In-cabin storage is modest, with a decent-sized glove compartment but a small bin under the center armrest. Betraying the car’s age is a phone slot on the center console that’s large enough only for the type of phones you seldom see anymore.
For an older model, the CT’s crash-test results are very good. It’s top-rated in all the Insurance Institute for Highway Safety’s crashworthiness categories in the Small Cars class. It also rates advanced (out of a possible not available, basic, advanced and superior) for crash avoidance and mitigation when equipped with the optional Pre-Collision System. The system provides forward collision warning and both low- and high-speed automatic emergency braking. Unfortunately, the Pre-Collision System requires three other packages: Premium Audio, Navigation and Luxury.
A backup camera isn’t standard, but one is available as a stand-alone option as well as in packages.
With the Pre-Collision System comes adaptive cruise control, which works well but doesn’t operate down to a stop.
Optional Lexus Enform Safety Connect adds automatic collision notification, stolen vehicle location, emergency assist button and Enhanced Roadside Assistance (a complimentary one-year trial subscription is included).

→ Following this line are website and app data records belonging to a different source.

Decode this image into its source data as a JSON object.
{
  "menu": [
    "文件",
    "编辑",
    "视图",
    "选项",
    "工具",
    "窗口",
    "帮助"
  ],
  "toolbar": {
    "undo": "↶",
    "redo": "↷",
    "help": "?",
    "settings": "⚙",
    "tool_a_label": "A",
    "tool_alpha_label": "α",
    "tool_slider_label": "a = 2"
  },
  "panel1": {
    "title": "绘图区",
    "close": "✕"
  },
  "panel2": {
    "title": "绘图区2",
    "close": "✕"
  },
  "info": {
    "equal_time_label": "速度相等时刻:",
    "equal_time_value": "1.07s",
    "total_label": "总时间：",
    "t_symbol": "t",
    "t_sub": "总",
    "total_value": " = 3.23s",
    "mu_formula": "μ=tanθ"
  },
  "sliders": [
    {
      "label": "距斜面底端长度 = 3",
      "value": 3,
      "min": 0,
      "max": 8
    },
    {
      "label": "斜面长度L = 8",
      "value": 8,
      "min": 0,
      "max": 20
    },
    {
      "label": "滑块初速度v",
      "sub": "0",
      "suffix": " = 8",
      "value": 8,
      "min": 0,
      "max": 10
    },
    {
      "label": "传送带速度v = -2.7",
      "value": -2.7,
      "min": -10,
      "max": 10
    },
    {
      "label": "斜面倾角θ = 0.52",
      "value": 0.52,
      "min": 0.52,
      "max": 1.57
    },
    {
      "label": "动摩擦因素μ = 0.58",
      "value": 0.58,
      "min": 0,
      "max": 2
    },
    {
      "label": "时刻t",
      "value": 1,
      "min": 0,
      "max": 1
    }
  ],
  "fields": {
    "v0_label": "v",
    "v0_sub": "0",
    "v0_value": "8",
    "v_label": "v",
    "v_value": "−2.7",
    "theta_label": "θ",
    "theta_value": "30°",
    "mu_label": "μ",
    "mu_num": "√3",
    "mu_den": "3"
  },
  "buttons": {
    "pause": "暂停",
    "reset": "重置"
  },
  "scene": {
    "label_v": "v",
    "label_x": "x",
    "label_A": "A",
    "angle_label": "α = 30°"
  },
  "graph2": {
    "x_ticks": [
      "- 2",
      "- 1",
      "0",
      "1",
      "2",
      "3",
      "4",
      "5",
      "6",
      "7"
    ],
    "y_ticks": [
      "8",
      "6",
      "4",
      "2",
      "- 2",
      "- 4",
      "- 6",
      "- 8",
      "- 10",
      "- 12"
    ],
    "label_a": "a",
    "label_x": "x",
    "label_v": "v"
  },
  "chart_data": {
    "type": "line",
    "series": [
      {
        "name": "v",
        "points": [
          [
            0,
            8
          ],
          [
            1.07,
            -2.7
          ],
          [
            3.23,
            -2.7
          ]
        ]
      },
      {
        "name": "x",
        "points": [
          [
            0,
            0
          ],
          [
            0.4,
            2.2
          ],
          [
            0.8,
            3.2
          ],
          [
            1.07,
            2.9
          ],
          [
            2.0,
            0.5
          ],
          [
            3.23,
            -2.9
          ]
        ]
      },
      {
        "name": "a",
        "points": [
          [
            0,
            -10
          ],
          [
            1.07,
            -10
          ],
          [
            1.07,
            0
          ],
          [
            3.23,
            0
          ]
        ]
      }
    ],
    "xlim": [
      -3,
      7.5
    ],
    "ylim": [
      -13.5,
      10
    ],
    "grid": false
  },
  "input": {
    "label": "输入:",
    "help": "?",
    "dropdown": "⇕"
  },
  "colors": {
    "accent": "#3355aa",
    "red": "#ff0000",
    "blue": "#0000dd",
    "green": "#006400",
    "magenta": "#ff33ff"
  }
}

Value in Its Class
As I write this, the affordable Hyundai Ioniq was just certified with gas mileage higher than that of the Prius: 58 mpg combined. In this climate, it’s getting harder to accept ratings around 40 mpg, which once wowed us — especially if you pit the CT’s interior quality against more efficient hybrids’ higher trim levels, which compare in many respects despite not bearing luxury badges. The highest trim level of the larger Prius lists for $30,900, which is less than the Lexus CT200h’s $32,225. Full pricing wasn’t available as of publication, but the 2017 Hyundai Ioniq starts at $30,335.
Our other comparison cars aren’t too far from the CT: The A3 e-tron is eligible for a federal tax credit of $4,502, which brings its starting price down to $35,348. The diesel engine puts the Jaguar XE at $37,395 — for a larger, more modern luxury car. Perhaps the most shocking is the Chevy Bolt EV’s $29,995 price after a $7,500 tax credit (should this incentive survive a Republican presidency). The Bolt EV has its limitations as a pure electric vehicle and requires some investment into a charging apparatus, but history has shown EVs to be very reliable and cheap to operate.
Knowing that Lexus’ parent company is responsible for the 50-plus-mpg Prius, chances are good a more efficient CT is on its way, possibly as soon as the 2018 model year.